A ball python and iguana were found in residential areas on Oahu earlier this week, the state Department of Agriculture reported.
On Monday, a 3-foot long snake identified as a ball python was captured in an Aiea neighborhood. A neighbor saw the snake on another property around 10 a.m. and called the Honolulu Police Department. Officers covered the snake with a trash can and called DOA agricultural inspectors, who then took it to the department’s Plant Quarantine Branch.
The ball python is not poisonous. It’s native to Western and West-Central Africa and primarily subdues prey by constricting and suffocating them. They can grow up to 5 feel long.
The DOA said that they are common in the pet trade on the mainland, but pose a threat to Hawaii’s environment, as they can prey on native bird species and their eggs. Larger snakes can also be dangerous to the public and small pets.
On Tuesday, a woman who lives on Kumuhau Street in Waimanalo spotted an iguana in her backyard. Agricultural inspectors were again called and transferred the animal to the quarantine branch.
The iguana was measured to be about 3-and-a-half feet long. They are established in some areas of Oahu, the DOA said, but it is illegal to import, possess or transport them in Hawaii.

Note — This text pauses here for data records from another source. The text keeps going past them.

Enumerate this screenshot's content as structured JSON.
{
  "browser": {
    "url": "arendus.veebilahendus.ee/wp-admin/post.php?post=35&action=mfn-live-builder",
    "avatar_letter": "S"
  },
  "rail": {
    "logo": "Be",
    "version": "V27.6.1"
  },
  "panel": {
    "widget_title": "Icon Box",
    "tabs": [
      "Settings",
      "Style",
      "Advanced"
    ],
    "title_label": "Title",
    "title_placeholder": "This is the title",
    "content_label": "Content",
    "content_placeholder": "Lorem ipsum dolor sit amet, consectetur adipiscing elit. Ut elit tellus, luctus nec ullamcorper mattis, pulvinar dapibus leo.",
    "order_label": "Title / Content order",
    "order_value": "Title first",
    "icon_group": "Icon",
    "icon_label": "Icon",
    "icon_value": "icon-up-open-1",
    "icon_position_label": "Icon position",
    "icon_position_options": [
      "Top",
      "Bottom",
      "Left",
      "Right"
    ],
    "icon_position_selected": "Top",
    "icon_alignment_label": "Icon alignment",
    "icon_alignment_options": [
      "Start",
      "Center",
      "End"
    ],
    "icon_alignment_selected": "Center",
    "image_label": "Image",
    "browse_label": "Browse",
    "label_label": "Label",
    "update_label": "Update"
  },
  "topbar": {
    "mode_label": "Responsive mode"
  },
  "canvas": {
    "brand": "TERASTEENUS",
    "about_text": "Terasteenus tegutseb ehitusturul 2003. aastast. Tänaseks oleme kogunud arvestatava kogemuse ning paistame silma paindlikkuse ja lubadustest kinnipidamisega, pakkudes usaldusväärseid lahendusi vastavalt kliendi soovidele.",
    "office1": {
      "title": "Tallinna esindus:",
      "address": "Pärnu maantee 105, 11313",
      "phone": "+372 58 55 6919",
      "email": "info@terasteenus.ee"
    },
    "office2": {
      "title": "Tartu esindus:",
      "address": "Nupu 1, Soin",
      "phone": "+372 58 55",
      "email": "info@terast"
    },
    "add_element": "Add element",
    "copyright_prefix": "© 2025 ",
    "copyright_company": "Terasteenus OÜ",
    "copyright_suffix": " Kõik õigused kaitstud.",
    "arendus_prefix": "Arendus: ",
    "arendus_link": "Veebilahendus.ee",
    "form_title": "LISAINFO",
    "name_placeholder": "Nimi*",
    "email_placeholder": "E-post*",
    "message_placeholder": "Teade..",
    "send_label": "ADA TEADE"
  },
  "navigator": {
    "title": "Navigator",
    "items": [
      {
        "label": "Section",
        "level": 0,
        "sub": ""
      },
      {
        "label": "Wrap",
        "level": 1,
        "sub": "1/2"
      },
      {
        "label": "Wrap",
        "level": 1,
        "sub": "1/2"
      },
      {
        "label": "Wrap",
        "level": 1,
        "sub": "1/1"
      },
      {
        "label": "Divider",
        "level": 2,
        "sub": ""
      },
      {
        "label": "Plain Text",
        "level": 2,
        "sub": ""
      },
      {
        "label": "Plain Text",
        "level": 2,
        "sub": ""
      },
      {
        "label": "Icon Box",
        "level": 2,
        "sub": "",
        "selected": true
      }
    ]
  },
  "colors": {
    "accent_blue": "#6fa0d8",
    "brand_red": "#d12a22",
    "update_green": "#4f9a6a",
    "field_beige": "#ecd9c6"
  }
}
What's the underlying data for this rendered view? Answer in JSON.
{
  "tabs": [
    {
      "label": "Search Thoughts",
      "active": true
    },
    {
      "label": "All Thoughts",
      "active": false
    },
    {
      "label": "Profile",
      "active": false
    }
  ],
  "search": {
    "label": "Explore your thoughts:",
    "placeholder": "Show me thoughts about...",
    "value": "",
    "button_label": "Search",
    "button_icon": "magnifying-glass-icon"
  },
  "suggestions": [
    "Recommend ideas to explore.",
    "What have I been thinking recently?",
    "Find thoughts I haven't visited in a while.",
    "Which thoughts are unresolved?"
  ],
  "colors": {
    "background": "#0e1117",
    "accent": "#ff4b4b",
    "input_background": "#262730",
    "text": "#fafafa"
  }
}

They can also grow to be about 6 feet long, and, while typically vegetarian, are known to disturb bird nestlings and eat eggs. Their tails can be dangerous weapons in fending off enemies, the DOA said.
Iguanas are native to central Mexico through South America.
People illegally possessing animals can face fines up to $200,000 and three years in prison.